Just as I was thinking that my meetings with strangers have dwindled to an unsatisfactory degree, something that surprised even my blasé self happened this Saturday. It started with me going to my favourite bakery very, very early in the morning. It was around 8:15 when I left home and 8:45 when I got there, and quite an experience to walk through the empty streets of Soho at that time of the day. I had to go this early, you see, because they had only a week before come up with a new sweet that was an instant hit.
It’s called a Cronut, and it’s a weird breed between a croissant and a doughnut, which is apparently pretty hard to make – deepfrying all those layers of pastry is a bummer, or so say the experts. Now all the reviews were raving about it, and since I love all their stuff I was literally drooling to get one, but the first two times I got there last week (around 1 pm and 12 respectively) they were sold out. I was helpfully told that these things need to be prepared 3 days in advance, and so the bakery has only a limited number, which usually sells out within the first hour of their opening. And that there’s always a line when they do open (at 8 am) and that some people just get the whole tray. This mythology predictably just contributed to its allure and made me want it more.
So then, here I was, on that fateful Saturday morning, and miraculously, here it was, too…Well. As I was queuing for my cronut, I must confess to my shame I did listen carefully to what the three customers ahead of me were ordering, praying fervently they wouldn’t be one of those “tray people” … when I got to the counter, and I ordered a cronut, mentioning it was the third time I came and the first time they had it, the guy smirked and uttered the dreaded words: “we’re sold out!” But no, it was just a joke (one in very bad taste!). Anyway, just to be on the safe side and get my fill of this little wonder, I ordered two. I ate one…
but – shock! horror! – didn’t actually enjoy it so much. It’s ok, but filled with a lot of cream – which if you remember from my other post is not my thing. I actually had to force myself to eat it, and would not buy it again. Give me a DKA anytime. So anythow, now I was thinking what to do with the extra one I had, which was in a paper bag. I didn’t fancy carrying it around with me – to the NYC ballet box office, and then up to The Cloisters. The bag didn’t even have handles! So then I figured I might offer it to a homeless person, who might enjoy it and would probably not pay over $5 dollars for an over-hyped type of pastry.

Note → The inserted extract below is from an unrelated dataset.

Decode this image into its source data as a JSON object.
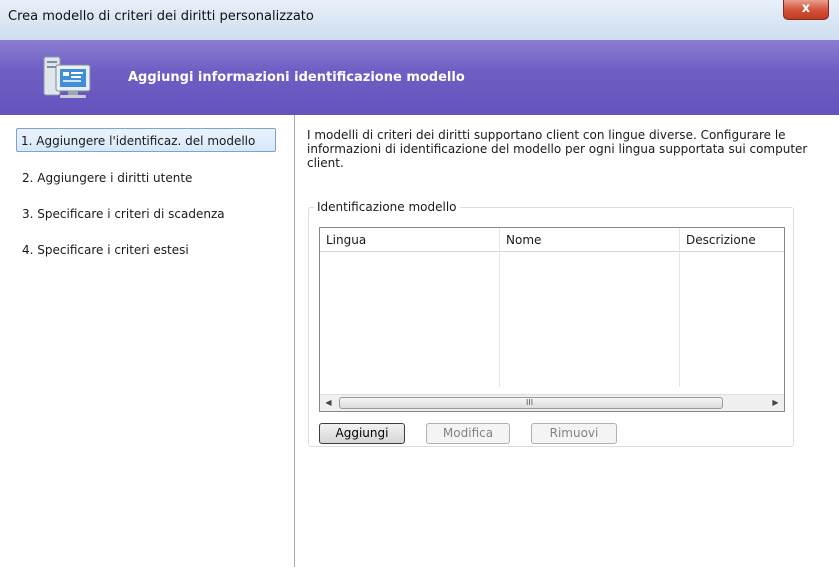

Little did I know that fate had something else in store for me. Briefly after getting on the subway to go uptown, I noticed an interesting ad and got up to take a photo. As I was doing so, this girl sitting underneath it piped up to tell me she liked my dress. I smiled, thanked her, and retreated back to my seat and my book. A few minutes later, still concentrating on my reading, I had the niggling feeling that someone was trying to capture my attention. I looked up, and lo and behold! it was indeed the selfsame girl, who had been saying “hey, how are you” to me a few times now. I looked to my left, and then to my right… yep, no one around. Interesting that she would not be deterred by my book – or by anything else!
The short conversation that followed was along the following lines: she asked me where I was from – I replied Europe. She wanted to know what I was doing in NYC and how long I had been here for (a bit like an immigration officer, come to think of it). If I had made many friends. If I went to many parties. If I would like to go to parties with her. If we can hang out, since I looked very cool. If I could give her my phone numnber. If we could be friends on facebook. I did answer all her questions truthfully, and we ended up talking about what she was doing in town, and shopping, and all sorts of things. I had to disappoint on the hanging out front though, since I revealed I was about to leave New York in a few days. So I declined sharing my number … but instead, I asked if she would like a cronut.
I’d like to think the second cronut has found a happy home. And that there are more people who would fearlessly approach strangers they deem cool.